_Task objective_
The copy you produce must hold every record exactly, and none of the images.

_Dataset entries_
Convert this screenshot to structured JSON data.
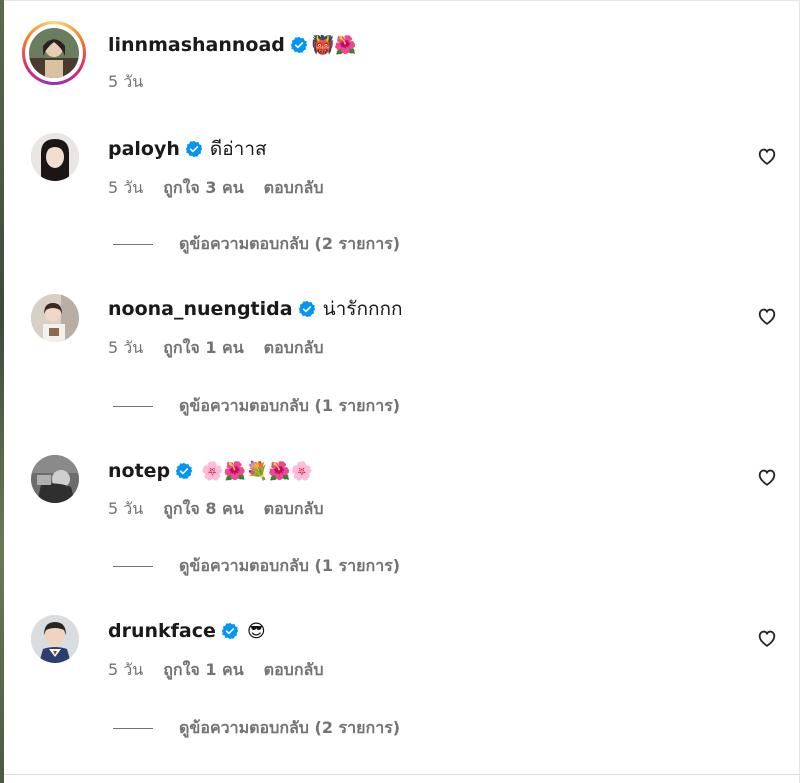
{
  "post": {
    "author": "linnmashannoad",
    "text": "👹🌺",
    "time": "5 วัน"
  },
  "comments": [
    {
      "username": "paloyh",
      "text": "ดีอ่าาส",
      "time": "5 วัน",
      "likes": "ถูกใจ 3 คน",
      "reply_label": "ตอบกลับ",
      "view_replies": "ดูข้อความตอบกลับ (2 รายการ)"
    },
    {
      "username": "noona_nuengtida",
      "text": "น่ารักกกก",
      "time": "5 วัน",
      "likes": "ถูกใจ 1 คน",
      "reply_label": "ตอบกลับ",
      "view_replies": "ดูข้อความตอบกลับ (1 รายการ)"
    },
    {
      "username": "notep",
      "text": "🌸🌺💐🌺🌸",
      "time": "5 วัน",
      "likes": "ถูกใจ 8 คน",
      "reply_label": "ตอบกลับ",
      "view_replies": "ดูข้อความตอบกลับ (1 รายการ)"
    },
    {
      "username": "drunkface",
      "text": "😎",
      "time": "5 วัน",
      "likes": "ถูกใจ 1 คน",
      "reply_label": "ตอบกลับ",
      "view_replies": "ดูข้อความตอบกลับ (2 รายการ)"
    }
  ],
  "colors": {
    "verified": "#0095f6",
    "secondary_text": "#737373",
    "primary_text": "#1a1a1a"
  },
  "icons": {
    "verified": "verified-badge-icon",
    "like": "heart-outline-icon"
  }
}
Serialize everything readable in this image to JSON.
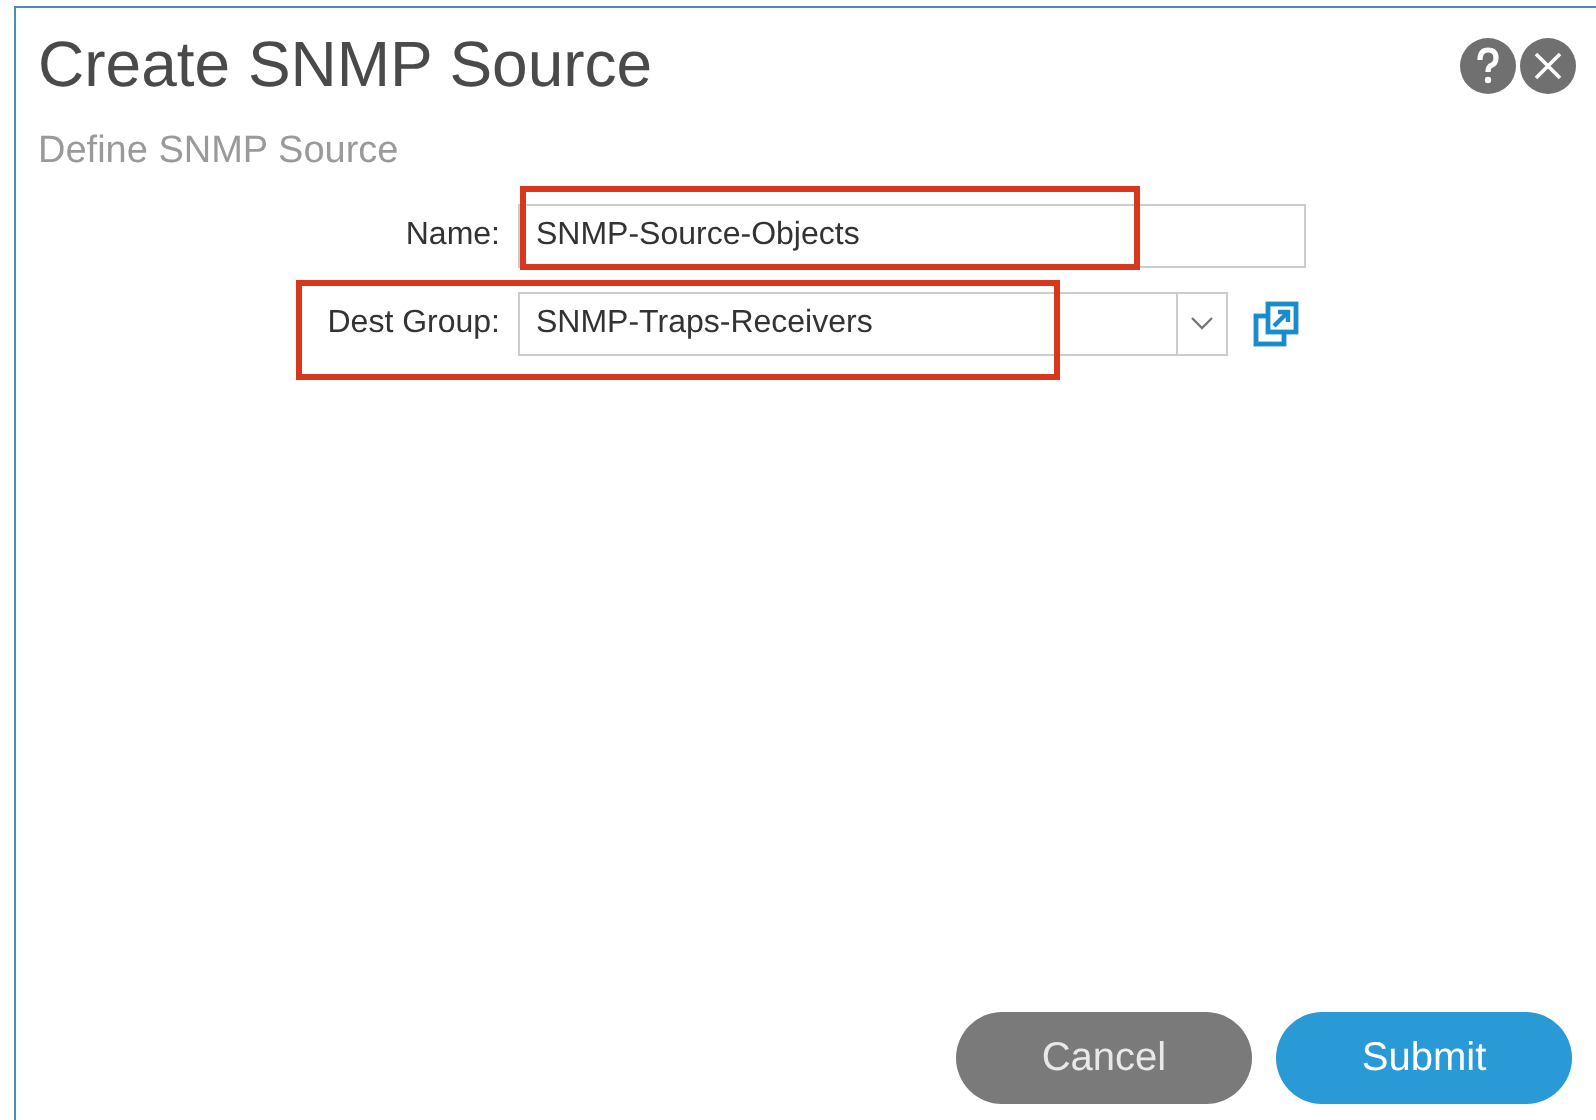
{
  "dialog": {
    "title": "Create SNMP Source",
    "subtitle": "Define SNMP Source"
  },
  "fields": [
    {
      "kind": "text",
      "label": "Name:",
      "value": "SNMP-Source-Objects",
      "highlighted": true
    },
    {
      "kind": "select",
      "label": "Dest Group:",
      "value": "SNMP-Traps-Receivers",
      "highlighted": true
    }
  ],
  "buttons": [
    {
      "label": "Cancel",
      "kind": "secondary"
    },
    {
      "label": "Submit",
      "kind": "primary"
    }
  ]
}
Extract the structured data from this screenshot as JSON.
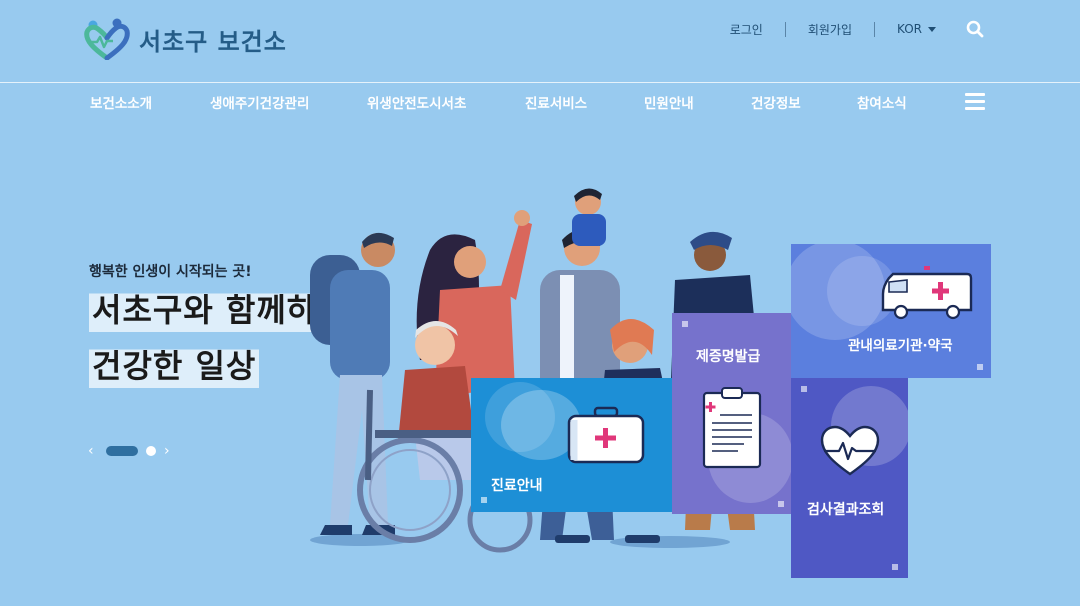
{
  "header": {
    "logo_text": "서초구 보건소",
    "util": {
      "login": "로그인",
      "signup": "회원가입",
      "lang": "KOR"
    }
  },
  "nav": {
    "items": [
      "보건소소개",
      "생애주기건강관리",
      "위생안전도시서초",
      "진료서비스",
      "민원안내",
      "건강정보",
      "참여소식"
    ]
  },
  "hero": {
    "subtitle": "행복한 인생이 시작되는 곳!",
    "title_line1": "서초구와 함께하는",
    "title_line2": "건강한 일상",
    "slide_current": 1,
    "slide_total": 2
  },
  "tiles": {
    "clinic": "진료안내",
    "certificate": "제증명발급",
    "institutions": "관내의료기관·약국",
    "results": "검사결과조회"
  },
  "colors": {
    "background": "#98caef",
    "tile_clinic": "#1d8fd6",
    "tile_certificate": "#7672cc",
    "tile_institutions": "#5b7fde",
    "tile_results": "#4f58c4"
  }
}
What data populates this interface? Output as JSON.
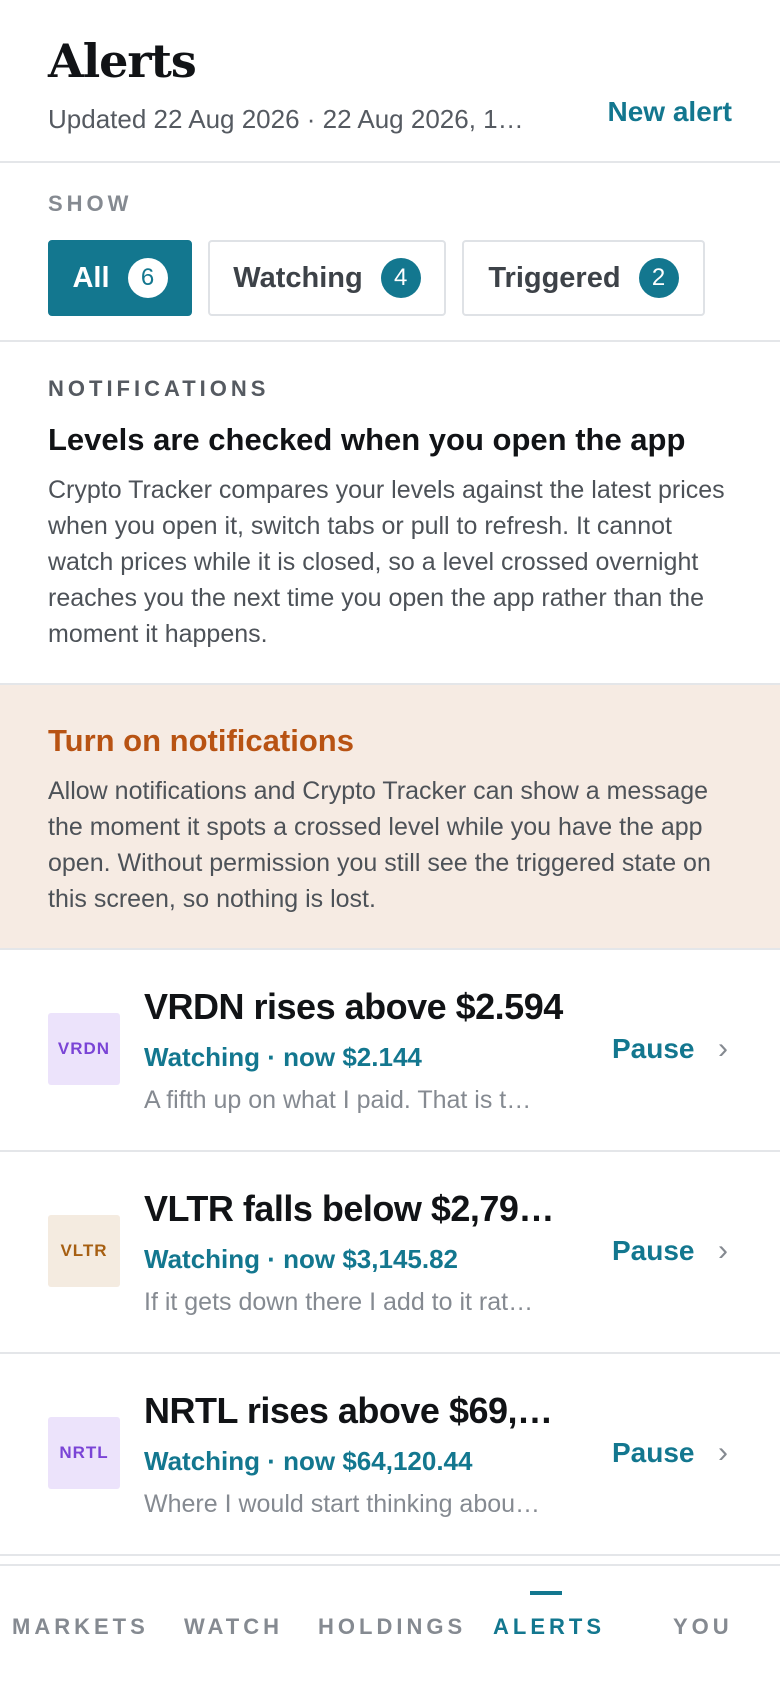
{
  "header": {
    "title": "Alerts",
    "updated": "Updated 22 Aug 2026 · 22 Aug 2026, 1…",
    "new_alert_label": "New alert"
  },
  "filters": {
    "label": "SHOW",
    "chips": [
      {
        "label": "All",
        "count": "6",
        "selected": true
      },
      {
        "label": "Watching",
        "count": "4",
        "selected": false
      },
      {
        "label": "Triggered",
        "count": "2",
        "selected": false
      }
    ]
  },
  "notifications": {
    "section_label": "NOTIFICATIONS",
    "title": "Levels are checked when you open the app",
    "body": "Crypto Tracker compares your levels against the latest prices when you open it, switch tabs or pull to refresh. It cannot watch prices while it is closed, so a level crossed overnight reaches you the next time you open the app rather than the moment it happens."
  },
  "permission": {
    "title": "Turn on notifications",
    "body": "Allow notifications and Crypto Tracker can show a message the moment it spots a crossed level while you have the app open. Without permission you still see the triggered state on this screen, so nothing is lost."
  },
  "alerts": [
    {
      "symbol": "VRDN",
      "title": "VRDN rises above $2.594",
      "status": "Watching · now $2.144",
      "note": "A fifth up on what I paid. That is t…",
      "action": "Pause",
      "logo_bg": "#ece3fb",
      "logo_fg": "#7a44d6"
    },
    {
      "symbol": "VLTR",
      "title": "VLTR falls below $2,79…",
      "status": "Watching · now $3,145.82",
      "note": "If it gets down there I add to it rat…",
      "action": "Pause",
      "logo_bg": "#f4ebe0",
      "logo_fg": "#a65f12"
    },
    {
      "symbol": "NRTL",
      "title": "NRTL rises above $69,8…",
      "status": "Watching · now $64,120.44",
      "note": "Where I would start thinking abou…",
      "action": "Pause",
      "logo_bg": "#ece3fb",
      "logo_fg": "#7a44d6"
    }
  ],
  "tabbar": {
    "tabs": [
      "MARKETS",
      "WATCH",
      "HOLDINGS",
      "ALERTS",
      "YOU"
    ],
    "active": "ALERTS"
  },
  "colors": {
    "accent": "#13778f",
    "warning": "#b85313",
    "warning_bg": "#f6ebe3"
  }
}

_Response for this exercise_
Convert this screenshot to structured JSON data.
{
  "post": {
    "author": "linnmashannoad",
    "text": "👹🌺",
    "time": "5 วัน"
  },
  "comments": [
    {
      "username": "paloyh",
      "text": "ดีอ่าาส",
      "time": "5 วัน",
      "likes": "ถูกใจ 3 คน",
      "reply_label": "ตอบกลับ",
      "view_replies": "ดูข้อความตอบกลับ (2 รายการ)"
    },
    {
      "username": "noona_nuengtida",
      "text": "น่ารักกกก",
      "time": "5 วัน",
      "likes": "ถูกใจ 1 คน",
      "reply_label": "ตอบกลับ",
      "view_replies": "ดูข้อความตอบกลับ (1 รายการ)"
    },
    {
      "username": "notep",
      "text": "🌸🌺💐🌺🌸",
      "time": "5 วัน",
      "likes": "ถูกใจ 8 คน",
      "reply_label": "ตอบกลับ",
      "view_replies": "ดูข้อความตอบกลับ (1 รายการ)"
    },
    {
      "username": "drunkface",
      "text": "😎",
      "time": "5 วัน",
      "likes": "ถูกใจ 1 คน",
      "reply_label": "ตอบกลับ",
      "view_replies": "ดูข้อความตอบกลับ (2 รายการ)"
    }
  ],
  "colors": {
    "verified": "#0095f6",
    "secondary_text": "#737373",
    "primary_text": "#1a1a1a"
  },
  "icons": {
    "verified": "verified-badge-icon",
    "like": "heart-outline-icon"
  }
}
Serialize everything readable in this image to JSON.
{
  "dialog": {
    "title": "Create SNMP Source",
    "subtitle": "Define SNMP Source"
  },
  "fields": [
    {
      "kind": "text",
      "label": "Name:",
      "value": "SNMP-Source-Objects",
      "highlighted": true
    },
    {
      "kind": "select",
      "label": "Dest Group:",
      "value": "SNMP-Traps-Receivers",
      "highlighted": true
    }
  ],
  "buttons": [
    {
      "label": "Cancel",
      "kind": "secondary"
    },
    {
      "label": "Submit",
      "kind": "primary"
    }
  ]
}
Extract the structured data from this screenshot as JSON.
{
  "header": {
    "logo_text": "서초구 보건소",
    "util": {
      "login": "로그인",
      "signup": "회원가입",
      "lang": "KOR"
    }
  },
  "nav": {
    "items": [
      "보건소소개",
      "생애주기건강관리",
      "위생안전도시서초",
      "진료서비스",
      "민원안내",
      "건강정보",
      "참여소식"
    ]
  },
  "hero": {
    "subtitle": "행복한 인생이 시작되는 곳!",
    "title_line1": "서초구와 함께하는",
    "title_line2": "건강한 일상",
    "slide_current": 1,
    "slide_total": 2
  },
  "tiles": {
    "clinic": "진료안내",
    "certificate": "제증명발급",
    "institutions": "관내의료기관·약국",
    "results": "검사결과조회"
  },
  "colors": {
    "background": "#98caef",
    "tile_clinic": "#1d8fd6",
    "tile_certificate": "#7672cc",
    "tile_institutions": "#5b7fde",
    "tile_results": "#4f58c4"
  }
}
What data populates this interface? Output as JSON.
{
  "header": {
    "title": "Alerts",
    "updated": "Updated 22 Aug 2026 · 22 Aug 2026, 1…",
    "new_alert_label": "New alert"
  },
  "filters": {
    "label": "SHOW",
    "chips": [
      {
        "label": "All",
        "count": "6",
        "selected": true
      },
      {
        "label": "Watching",
        "count": "4",
        "selected": false
      },
      {
        "label": "Triggered",
        "count": "2",
        "selected": false
      }
    ]
  },
  "notifications": {
    "section_label": "NOTIFICATIONS",
    "title": "Levels are checked when you open the app",
    "body": "Crypto Tracker compares your levels against the latest prices when you open it, switch tabs or pull to refresh. It cannot watch prices while it is closed, so a level crossed overnight reaches you the next time you open the app rather than the moment it happens."
  },
  "permission": {
    "title": "Turn on notifications",
    "body": "Allow notifications and Crypto Tracker can show a message the moment it spots a crossed level while you have the app open. Without permission you still see the triggered state on this screen, so nothing is lost."
  },
  "alerts": [
    {
      "symbol": "VRDN",
      "title": "VRDN rises above $2.594",
      "status": "Watching · now $2.144",
      "note": "A fifth up on what I paid. That is t…",
      "action": "Pause",
      "logo_bg": "#ece3fb",
      "logo_fg": "#7a44d6"
    },
    {
      "symbol": "VLTR",
      "title": "VLTR falls below $2,79…",
      "status": "Watching · now $3,145.82",
      "note": "If it gets down there I add to it rat…",
      "action": "Pause",
      "logo_bg": "#f4ebe0",
      "logo_fg": "#a65f12"
    },
    {
      "symbol": "NRTL",
      "title": "NRTL rises above $69,8…",
      "status": "Watching · now $64,120.44",
      "note": "Where I would start thinking abou…",
      "action": "Pause",
      "logo_bg": "#ece3fb",
      "logo_fg": "#7a44d6"
    }
  ],
  "tabbar": {
    "tabs": [
      "MARKETS",
      "WATCH",
      "HOLDINGS",
      "ALERTS",
      "YOU"
    ],
    "active": "ALERTS"
  },
  "colors": {
    "accent": "#13778f",
    "warning": "#b85313",
    "warning_bg": "#f6ebe3"
  }
}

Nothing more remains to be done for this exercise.